Here's a shot of a painting in the castle.  Now picture this all over the walls of your room.  And I don't mean hanging pictures.  I mean actually painted onto your wall.  Most of the paintings were inspired by the famous German composer, Richard Wagner's. operas  Both castles had this stuff covering every room.

This is such and awesome place I had to show you a picture of the castle in it's pristine state, even though it's not mine.  This looks like it was built a long time ago, but remember that it just turned 120 or so not too long ago.  This is done in the Neo-Romantic style which was brought about to recall the heroic and idyllic days of the past.  At the end of the day, Scott and I both agreed that the castles had lived up to expectations and more.  Great day all around.

Before I let you go though, you're lucky enough to be reading the post containing Classic Kenny Moment #3.  So gather around kids, it's story time:

Scott's favorite time of year is Christmas.  And I don't mean he likes to watch Frosty on TV and drink a lot of eggnog.  I mean when he was 3 he essentially Mr. Miyagi'd all of us other kids to ensure that he had the lifetime title of Santa Claus when presents were handed out  It's what he does, and it's been like that ever since.

Well, when he travels, he likes to buy Christmas ornaments for the 4 or 5 Christmas trees he puts up in his house every year, and he found a perfect little one of the castle in the souvenir shop on site.  Now we are doing a lot of traveling and as you know most ornaments are not made of cast iron, so there was a considerable amount of concern as to whether the ornament he purchased would make the entire trip in one piece.

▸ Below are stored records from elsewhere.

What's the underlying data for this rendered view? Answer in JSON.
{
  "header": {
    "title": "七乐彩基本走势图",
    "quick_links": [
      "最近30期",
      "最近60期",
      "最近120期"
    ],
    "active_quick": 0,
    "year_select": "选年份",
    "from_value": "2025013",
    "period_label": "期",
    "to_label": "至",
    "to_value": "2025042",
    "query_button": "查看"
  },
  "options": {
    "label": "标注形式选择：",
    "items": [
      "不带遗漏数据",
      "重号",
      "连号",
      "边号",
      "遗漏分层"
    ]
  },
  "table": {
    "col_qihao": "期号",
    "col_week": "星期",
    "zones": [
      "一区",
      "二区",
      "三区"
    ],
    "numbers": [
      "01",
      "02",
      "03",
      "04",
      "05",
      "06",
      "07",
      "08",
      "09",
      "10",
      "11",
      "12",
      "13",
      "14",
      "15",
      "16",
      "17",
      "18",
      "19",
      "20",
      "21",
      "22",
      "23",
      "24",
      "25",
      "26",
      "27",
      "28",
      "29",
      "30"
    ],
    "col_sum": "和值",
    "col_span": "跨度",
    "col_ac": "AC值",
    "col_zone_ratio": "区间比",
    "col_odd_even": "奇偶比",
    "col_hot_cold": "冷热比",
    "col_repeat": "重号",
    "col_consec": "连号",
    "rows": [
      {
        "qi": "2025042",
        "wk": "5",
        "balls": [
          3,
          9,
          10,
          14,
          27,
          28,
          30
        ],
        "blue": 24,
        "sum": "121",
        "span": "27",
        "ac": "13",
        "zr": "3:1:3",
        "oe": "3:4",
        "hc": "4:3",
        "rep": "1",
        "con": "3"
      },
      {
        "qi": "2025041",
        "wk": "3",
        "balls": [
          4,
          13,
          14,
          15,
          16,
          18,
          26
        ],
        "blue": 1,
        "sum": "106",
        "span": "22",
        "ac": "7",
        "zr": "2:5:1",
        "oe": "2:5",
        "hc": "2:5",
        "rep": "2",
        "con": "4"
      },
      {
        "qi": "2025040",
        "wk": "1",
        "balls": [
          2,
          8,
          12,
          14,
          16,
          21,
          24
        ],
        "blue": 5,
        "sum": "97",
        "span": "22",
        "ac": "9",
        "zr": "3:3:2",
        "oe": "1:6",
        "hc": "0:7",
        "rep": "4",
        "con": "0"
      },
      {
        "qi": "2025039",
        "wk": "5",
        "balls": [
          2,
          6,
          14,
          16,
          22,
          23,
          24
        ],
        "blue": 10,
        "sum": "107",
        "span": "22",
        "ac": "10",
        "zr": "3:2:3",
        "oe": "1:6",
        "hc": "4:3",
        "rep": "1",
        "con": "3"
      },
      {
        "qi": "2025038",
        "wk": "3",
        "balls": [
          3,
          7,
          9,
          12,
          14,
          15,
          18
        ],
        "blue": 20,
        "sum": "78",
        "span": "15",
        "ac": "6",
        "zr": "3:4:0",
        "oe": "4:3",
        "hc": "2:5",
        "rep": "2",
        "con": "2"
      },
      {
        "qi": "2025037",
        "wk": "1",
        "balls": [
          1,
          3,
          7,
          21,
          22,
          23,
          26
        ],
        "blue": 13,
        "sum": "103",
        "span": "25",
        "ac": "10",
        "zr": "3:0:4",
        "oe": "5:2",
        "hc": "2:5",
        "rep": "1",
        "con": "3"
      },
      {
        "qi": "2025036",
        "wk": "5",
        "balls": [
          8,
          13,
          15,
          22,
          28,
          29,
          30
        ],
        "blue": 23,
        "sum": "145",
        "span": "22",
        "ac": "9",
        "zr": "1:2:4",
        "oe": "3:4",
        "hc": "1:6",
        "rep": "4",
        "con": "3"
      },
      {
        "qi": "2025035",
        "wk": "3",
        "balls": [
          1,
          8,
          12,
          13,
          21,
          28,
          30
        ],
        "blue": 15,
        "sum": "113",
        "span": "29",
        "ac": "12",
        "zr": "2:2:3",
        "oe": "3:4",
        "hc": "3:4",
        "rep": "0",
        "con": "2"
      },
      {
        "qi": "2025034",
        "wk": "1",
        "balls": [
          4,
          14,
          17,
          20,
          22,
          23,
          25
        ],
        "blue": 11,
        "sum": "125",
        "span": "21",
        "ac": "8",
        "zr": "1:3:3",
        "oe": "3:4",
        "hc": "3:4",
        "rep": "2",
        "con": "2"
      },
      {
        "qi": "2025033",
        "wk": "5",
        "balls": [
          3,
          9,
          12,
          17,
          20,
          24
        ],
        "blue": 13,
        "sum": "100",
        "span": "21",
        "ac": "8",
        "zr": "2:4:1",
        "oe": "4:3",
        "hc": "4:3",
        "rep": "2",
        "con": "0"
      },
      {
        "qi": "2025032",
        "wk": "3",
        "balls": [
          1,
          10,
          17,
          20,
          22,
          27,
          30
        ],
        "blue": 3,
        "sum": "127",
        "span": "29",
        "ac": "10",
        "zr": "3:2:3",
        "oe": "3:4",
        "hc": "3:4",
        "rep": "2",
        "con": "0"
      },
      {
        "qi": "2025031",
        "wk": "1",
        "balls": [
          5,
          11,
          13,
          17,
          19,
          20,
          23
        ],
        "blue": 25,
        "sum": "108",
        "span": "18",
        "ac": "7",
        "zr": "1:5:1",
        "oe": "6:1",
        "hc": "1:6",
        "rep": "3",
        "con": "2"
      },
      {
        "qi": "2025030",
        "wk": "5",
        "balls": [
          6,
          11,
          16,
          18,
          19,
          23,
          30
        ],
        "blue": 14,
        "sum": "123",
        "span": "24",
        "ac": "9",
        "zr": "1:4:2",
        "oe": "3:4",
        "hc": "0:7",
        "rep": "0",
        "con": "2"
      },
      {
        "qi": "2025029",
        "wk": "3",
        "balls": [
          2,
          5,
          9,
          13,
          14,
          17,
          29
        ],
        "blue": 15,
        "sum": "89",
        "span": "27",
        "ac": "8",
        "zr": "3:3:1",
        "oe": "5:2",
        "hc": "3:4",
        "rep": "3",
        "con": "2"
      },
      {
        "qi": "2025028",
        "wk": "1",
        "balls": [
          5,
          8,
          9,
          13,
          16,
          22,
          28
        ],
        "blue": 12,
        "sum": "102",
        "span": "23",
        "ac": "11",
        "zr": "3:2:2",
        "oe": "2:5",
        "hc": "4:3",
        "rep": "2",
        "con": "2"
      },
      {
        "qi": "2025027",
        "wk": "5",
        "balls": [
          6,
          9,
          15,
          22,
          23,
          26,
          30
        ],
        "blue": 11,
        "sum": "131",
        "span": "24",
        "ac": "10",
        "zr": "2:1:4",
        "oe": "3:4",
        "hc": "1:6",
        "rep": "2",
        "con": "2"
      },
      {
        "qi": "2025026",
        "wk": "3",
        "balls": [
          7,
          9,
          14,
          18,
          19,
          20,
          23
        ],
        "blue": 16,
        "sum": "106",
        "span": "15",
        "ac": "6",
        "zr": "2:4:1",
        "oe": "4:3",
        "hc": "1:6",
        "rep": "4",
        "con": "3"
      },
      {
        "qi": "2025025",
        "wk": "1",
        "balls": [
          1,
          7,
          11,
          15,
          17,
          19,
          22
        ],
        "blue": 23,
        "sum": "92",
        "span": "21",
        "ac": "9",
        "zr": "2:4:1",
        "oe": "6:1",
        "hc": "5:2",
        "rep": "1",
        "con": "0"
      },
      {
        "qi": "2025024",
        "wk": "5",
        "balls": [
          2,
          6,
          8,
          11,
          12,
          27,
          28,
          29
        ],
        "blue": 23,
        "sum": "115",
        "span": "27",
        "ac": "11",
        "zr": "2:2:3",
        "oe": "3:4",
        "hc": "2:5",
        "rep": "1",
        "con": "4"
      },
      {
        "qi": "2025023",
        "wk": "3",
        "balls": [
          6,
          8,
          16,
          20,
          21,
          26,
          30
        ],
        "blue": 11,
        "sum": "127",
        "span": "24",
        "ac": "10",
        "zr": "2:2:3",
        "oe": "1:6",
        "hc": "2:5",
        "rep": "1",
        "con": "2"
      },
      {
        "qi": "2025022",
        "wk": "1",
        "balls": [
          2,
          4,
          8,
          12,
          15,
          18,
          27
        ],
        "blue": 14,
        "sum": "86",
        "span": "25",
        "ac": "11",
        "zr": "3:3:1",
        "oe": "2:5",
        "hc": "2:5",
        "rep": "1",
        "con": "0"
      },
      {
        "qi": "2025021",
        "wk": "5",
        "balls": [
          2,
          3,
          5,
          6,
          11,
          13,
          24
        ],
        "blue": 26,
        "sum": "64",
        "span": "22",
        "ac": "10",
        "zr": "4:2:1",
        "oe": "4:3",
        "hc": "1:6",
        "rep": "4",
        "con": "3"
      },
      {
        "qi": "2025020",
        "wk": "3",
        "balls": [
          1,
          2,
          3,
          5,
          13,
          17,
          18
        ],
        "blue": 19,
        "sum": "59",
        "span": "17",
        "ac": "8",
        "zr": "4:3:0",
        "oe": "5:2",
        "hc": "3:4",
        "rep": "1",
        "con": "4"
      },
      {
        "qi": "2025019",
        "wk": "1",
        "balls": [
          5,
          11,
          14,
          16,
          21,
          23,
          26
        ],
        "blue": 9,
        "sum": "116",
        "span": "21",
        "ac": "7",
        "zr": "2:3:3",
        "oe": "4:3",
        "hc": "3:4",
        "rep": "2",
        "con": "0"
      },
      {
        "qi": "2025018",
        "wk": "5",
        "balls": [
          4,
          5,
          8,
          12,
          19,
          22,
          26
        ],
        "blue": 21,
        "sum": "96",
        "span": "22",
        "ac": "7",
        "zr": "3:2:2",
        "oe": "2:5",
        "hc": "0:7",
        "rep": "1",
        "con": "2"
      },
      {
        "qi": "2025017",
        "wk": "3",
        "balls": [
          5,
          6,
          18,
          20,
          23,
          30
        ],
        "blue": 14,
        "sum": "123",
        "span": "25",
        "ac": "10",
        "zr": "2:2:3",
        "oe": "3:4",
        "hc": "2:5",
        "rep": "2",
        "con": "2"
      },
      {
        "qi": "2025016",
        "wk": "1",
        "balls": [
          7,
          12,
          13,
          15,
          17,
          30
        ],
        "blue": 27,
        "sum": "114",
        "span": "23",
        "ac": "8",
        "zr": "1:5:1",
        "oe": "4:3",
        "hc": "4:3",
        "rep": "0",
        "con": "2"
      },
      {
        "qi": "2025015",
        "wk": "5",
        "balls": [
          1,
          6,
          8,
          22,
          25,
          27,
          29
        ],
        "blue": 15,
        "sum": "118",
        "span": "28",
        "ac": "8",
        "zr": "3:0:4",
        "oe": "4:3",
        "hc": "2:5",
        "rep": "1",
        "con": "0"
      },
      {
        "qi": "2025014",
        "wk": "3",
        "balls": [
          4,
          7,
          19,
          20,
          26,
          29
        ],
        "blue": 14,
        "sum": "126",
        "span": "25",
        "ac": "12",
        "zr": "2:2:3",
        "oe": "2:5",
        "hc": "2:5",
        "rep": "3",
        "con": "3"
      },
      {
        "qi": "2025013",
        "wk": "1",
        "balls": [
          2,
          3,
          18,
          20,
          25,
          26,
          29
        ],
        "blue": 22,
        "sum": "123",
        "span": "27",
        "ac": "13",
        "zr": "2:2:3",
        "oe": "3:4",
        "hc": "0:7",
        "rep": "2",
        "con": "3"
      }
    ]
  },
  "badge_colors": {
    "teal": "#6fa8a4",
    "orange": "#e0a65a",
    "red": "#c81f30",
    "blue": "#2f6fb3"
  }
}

Being the great older brother that I am, and knowing how important these things are to Scott, I decided to test the tensile strength of said ornament.  The following conversation ensued:

Scott:  Hey look at this one.
Kenny:  Cool.  What's it made of?
Scott:  Wood.
Kenny:  Is it sturdy (Kenny grasps ornament with pointer and thumb and pushes fingers in opposite directions to test it's worthiness)?


German dude who runs souvenir stand:  Guttentag.  That will be 3 Euro's please.

How it is possible that after 20 some years living under the same roof that this guy and I have failed Brotherly Communication 101 is beyond me, but I've now learned the when he says the word "Wood" what he really means is "Communion Wafer".

Here's the shot of my new Christmas ornament after I completed my own artistic adjustments.  Hard to see, but this thing should be about twice as high as it is right now.